The shift in breeding focus has led to several selections with improved nematode resistance.
Of nematode-resistant rootstocks recently developed by USDA, he identified three that might have potential for Washington growers—Kingfisher, Matador, and 10-17A. Matador and Kingfisher, which were released in 2010 and are just now becoming available from commercial nurseries, offer better root knot resistance than Freedom and Harmony rootstocks.
The newer 10-17A, released in 2012, is highly vigorous and is recommended for the dagger nematode (Xiphinema index), but it hasn’t yet been tested for resistance to root knot (Meloidognye hapla) or northern root knot.
The grape-breeding program led by Dr. Andy Walker at University of California, Davis, has developed five new nematode-resistant selections, GRN1 to 5. According to literature, all five are resistant to root knot and dagger, though they vary in resistance to other nematode species. The five rootstocks have a range of vine vigor, from low to medium.
“We’re just now learning how they do under commercial settings,” Cousins said.
RS 2 and RS 9 were bred by USDA’s Dr. David Ramming at Parlier, California, and selected by UC’s Dr. Michael McKenry. Both have shown resistance to root knot nematodes and are rated as medium vigor, based on evaluations in California’s San Joaquin Valley.
Nemadex Alain Bouquet, a rootstock developed in France, is resistant to the dagger nematode X. index. About three-quarters of the vineyards in France have X. index populations, Cousins said. “This rootstock is only for the most vigorous sites because it is very slow growing.”
For those needing a more moderate vigor rootstock that is resistant to dagger nematodes, he suggested another UC rootstock, 039-16.
“Breeding programs are coming up with new resistant rootstock, but it takes time to test new selections for disease, get material to commercial nurseries, ramp up propagation, and field test in different settings,” he said. “It’s a very detailed process.”
He cautioned Washington growers who have little rootstock experience to be aware of interaction between the scion and rootstock. Most nematode-resistant rootstocks are very intolerant of virus-infected scions. “Rootstocks are less tolerant of virus compared to own roots. It’s not well understood why, but you need to be aware of the interaction of disease with rootstocks,” he said.
A variety of high and low vigor rootstocks, each resistant to different nematode populations, is available, he said. Growers have to match rootstocks to their soil conditions and nematode species in their particular site.

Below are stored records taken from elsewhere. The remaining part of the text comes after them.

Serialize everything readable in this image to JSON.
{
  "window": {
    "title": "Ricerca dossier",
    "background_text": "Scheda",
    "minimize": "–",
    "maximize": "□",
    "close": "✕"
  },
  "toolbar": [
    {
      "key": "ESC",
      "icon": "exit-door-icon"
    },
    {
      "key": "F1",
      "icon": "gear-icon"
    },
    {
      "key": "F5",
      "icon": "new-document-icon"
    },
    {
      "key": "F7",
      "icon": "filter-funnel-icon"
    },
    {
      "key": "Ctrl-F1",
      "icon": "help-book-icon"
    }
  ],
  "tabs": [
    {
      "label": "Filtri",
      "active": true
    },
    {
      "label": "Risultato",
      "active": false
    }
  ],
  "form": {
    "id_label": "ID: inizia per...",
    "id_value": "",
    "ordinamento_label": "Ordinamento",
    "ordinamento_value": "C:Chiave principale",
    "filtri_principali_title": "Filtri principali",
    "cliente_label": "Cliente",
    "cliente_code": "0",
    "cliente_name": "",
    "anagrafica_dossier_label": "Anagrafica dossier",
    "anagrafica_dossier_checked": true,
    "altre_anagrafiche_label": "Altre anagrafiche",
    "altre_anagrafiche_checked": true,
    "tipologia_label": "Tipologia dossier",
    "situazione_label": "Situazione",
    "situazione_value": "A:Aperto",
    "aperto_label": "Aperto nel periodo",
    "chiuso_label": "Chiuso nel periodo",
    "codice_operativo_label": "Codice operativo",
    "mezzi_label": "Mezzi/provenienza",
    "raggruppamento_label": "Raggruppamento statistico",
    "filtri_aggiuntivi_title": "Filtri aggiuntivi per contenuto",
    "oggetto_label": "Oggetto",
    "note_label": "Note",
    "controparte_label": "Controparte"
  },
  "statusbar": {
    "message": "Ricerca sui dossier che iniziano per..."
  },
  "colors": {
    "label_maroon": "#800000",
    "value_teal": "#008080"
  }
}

Reviewing research data of rootstock resistance can be “partly useful,” he said. “It can vaguely point you in the right direction, but data usually don’t tell you the whole story. There are hundreds of nematode species, and most research charts don’t tell you what species or where the rootstocks were tested. The choice of rootstock for individual growers depends on pest pressure and soil type.”
He encourages growers to start by planting a few rootstocks to see how they perform.
Growers in dry soil locations will probably want to use vigorous rootstocks because they are better at taking up water and supplying it to the scion, giving young plants a boost. Those with a high water table and deep soils should consider a devigorating rootstock.
“The differences among rootstocks in deep soils with a lot of water are much less than those growing in a trial with limited soils and water,” Cousins said.
Vine productivity is also a factor. Pruning weight, fruit yield, and fruit quality are influenced by rootstock choice. In a California table grape rootstock trial, vines on Ramsey rootstocks produced the most fruit but also had the most cull fruit. Freedom had the most premium fruit while Harmony produced the fewest culls.
“Your rootstock choice must factor in your needs of vine size, water relations, and nematodes,” he said. “It’s not just about the nematodes.” •
Melissa Hansen is the research program director for the Washington Wine Commission. Hansen previously was an associate editor at Good Fruit Grower from 1996 through 2015. Read her stories: Author Index